Read it, Write it, Eat it: Food in literature on the page to the pen to the plate
From Proust’s madeleine to Quentin Tarantino’s Royale with Cheese, food has long served as a writer’s muse. In these classes, we’ll read and discuss excerpts from fiction, nonfiction, poetry and even listen to song inspired by food. We’ll explore the ways food can help us make deeper emotional connections in our work. And we’ll eat, of course, as some dishes will be inspired by what we read while others will inspire us to write our own stories.
Session One will look mainly to nonfiction. Readings might include M.F.K Fisher, Laurie Colwin, and Calvin Trillin. Then I’ll feed your bellies and your creativity as we launch into writing exercises.
Session Two will focus on fiction. We might read from classics such as Hemingway’s The Sun Also Rises and Laura Esquivel’s Like Water for Chocolate to Amy Tan’s The Joy Luck Club with dinner and writing exercises.
2 sessions: Sunday, Nov. 3 and Sunday, Nov. 10, 1 pm – 3 pm
East side location: TBA
Price: $50 for either session; including brunch! Sign up for both sessions for $85.
To reserve a spot, contact Jennifer at email@example.com
The Skillery Culture Kitchen
As famed chef and writer James Beard once noted, “Food is our common ground, a universal experience.”
So what better way to learn about a culture than through its cuisine?
The Skillery Culture Kitchen series aims to connect us at the table by teaching new culinary skills while also providing cross-cultural exposure and bridging gaps in understanding one another. We learn about the foodways of an area from the people who have lived and cooked there.
In our first sold-out class, we featured Najat Al Zahawi from Kurdistan. Nashville has the largest Kurdish population in the country, so in this class we learned to prepare Kurdish Biryani served with salad, Kurdish flat bread, tea and Arak, a Middle Eastern liqueur made with fermented dates. But we also learned Najat Al Zahawi’s personal stories behind these dishes as well as why they are important in Kurdish history and foodways.

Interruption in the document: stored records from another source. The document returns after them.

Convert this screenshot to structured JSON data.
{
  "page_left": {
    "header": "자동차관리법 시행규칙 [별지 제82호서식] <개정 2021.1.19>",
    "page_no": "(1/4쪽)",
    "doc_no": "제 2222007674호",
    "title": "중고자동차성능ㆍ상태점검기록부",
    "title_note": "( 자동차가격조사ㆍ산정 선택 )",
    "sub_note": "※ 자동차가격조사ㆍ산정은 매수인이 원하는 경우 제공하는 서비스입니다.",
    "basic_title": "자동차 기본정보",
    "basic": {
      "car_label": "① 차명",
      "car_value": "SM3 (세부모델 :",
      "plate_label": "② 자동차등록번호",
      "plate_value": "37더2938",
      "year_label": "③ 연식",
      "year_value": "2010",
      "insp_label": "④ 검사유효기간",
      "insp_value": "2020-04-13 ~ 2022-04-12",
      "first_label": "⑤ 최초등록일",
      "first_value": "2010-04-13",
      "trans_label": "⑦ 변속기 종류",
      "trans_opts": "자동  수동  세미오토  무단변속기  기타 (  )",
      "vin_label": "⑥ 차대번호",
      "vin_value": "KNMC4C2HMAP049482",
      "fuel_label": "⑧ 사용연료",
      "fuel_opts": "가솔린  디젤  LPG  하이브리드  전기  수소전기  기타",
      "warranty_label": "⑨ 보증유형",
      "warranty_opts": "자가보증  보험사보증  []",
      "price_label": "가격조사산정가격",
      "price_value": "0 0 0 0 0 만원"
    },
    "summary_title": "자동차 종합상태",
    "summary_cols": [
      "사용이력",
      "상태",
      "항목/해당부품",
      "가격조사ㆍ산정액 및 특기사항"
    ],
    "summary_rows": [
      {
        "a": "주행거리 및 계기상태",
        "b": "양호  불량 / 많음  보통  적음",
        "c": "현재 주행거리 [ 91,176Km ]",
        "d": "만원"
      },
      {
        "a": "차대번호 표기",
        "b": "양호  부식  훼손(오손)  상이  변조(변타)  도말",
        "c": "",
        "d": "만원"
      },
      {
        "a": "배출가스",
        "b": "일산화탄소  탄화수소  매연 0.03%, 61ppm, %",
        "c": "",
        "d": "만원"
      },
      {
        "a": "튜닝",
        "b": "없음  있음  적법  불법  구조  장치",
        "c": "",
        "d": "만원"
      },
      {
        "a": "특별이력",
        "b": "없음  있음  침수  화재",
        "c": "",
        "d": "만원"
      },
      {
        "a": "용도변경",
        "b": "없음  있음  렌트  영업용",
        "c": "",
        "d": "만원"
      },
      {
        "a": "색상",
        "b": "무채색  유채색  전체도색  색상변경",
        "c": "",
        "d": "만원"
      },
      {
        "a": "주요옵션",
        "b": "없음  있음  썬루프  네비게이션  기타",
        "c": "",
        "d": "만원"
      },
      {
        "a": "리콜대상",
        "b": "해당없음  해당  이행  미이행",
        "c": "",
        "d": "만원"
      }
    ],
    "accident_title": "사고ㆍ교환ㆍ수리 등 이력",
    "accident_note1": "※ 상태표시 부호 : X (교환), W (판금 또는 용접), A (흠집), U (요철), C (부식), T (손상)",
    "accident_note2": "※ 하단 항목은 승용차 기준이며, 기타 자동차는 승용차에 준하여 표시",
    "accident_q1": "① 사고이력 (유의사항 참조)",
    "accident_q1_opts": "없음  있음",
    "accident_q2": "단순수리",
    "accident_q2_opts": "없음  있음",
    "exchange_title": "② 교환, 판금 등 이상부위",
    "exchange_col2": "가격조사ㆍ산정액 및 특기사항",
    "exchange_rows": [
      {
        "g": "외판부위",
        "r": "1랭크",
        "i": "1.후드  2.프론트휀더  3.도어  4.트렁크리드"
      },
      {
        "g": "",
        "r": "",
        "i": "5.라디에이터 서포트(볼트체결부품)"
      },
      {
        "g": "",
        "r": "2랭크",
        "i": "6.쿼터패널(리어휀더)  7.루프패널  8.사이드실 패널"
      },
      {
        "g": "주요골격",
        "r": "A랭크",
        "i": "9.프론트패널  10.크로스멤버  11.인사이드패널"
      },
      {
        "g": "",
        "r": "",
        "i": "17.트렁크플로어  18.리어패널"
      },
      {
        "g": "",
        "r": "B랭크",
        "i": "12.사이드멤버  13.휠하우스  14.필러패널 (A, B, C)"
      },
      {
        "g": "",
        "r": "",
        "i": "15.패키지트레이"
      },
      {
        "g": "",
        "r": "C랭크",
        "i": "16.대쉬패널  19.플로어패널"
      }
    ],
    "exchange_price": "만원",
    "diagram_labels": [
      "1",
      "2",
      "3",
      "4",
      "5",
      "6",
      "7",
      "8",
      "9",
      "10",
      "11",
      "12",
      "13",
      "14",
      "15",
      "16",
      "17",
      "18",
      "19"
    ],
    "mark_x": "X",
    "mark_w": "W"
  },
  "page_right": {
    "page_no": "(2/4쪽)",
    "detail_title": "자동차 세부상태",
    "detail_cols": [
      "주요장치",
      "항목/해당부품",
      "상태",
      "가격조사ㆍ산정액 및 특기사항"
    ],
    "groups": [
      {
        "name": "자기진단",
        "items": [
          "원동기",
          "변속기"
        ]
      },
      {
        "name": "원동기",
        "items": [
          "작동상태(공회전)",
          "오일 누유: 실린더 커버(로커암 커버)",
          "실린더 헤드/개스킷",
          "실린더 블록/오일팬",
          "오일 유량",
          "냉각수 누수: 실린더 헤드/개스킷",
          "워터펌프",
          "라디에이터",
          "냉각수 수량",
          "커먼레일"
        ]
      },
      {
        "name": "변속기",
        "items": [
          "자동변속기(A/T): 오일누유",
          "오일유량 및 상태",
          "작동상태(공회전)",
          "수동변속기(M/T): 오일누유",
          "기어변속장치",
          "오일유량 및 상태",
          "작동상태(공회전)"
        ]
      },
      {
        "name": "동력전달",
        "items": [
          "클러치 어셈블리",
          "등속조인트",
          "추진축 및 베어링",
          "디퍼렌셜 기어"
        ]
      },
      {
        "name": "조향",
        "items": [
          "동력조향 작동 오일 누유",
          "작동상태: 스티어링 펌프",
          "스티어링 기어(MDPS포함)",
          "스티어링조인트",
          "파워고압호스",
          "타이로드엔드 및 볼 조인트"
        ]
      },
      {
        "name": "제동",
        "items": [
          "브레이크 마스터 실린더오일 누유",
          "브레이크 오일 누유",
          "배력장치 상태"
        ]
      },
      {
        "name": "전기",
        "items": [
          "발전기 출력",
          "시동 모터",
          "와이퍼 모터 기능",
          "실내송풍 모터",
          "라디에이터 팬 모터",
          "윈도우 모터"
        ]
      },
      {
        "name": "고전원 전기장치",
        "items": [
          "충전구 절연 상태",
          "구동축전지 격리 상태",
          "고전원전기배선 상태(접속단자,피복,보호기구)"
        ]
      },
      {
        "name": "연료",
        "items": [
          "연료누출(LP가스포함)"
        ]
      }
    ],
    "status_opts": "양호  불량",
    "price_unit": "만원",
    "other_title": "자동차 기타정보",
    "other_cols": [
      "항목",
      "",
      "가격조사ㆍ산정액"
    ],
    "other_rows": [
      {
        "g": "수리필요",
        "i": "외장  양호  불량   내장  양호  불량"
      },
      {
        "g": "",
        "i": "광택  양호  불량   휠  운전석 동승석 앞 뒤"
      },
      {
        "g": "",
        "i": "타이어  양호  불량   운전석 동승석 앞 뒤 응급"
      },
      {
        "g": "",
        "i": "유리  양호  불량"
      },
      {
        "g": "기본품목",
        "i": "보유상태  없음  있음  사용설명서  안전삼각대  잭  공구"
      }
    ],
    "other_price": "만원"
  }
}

In future classes, The Skillery Culture Kitchen will take us to places like Mexico to learn about mole and tamales as well as Bhutan, India and Somalia. We’ll also make an occasional stop at home in the American South to learn about traditional foods often forgotten such as beaten biscuits.
Students of the Culture Kitchen not only learn to cook the dishes they taste at the dinner, they’ll walk away with recipes and insider tips on locations and ingredients to shop for in Nashville’s Kurdish markets. They’ll learn the back story of the dishes — both personally and historically — and they’ll leave with a deeper understanding of a place and its people.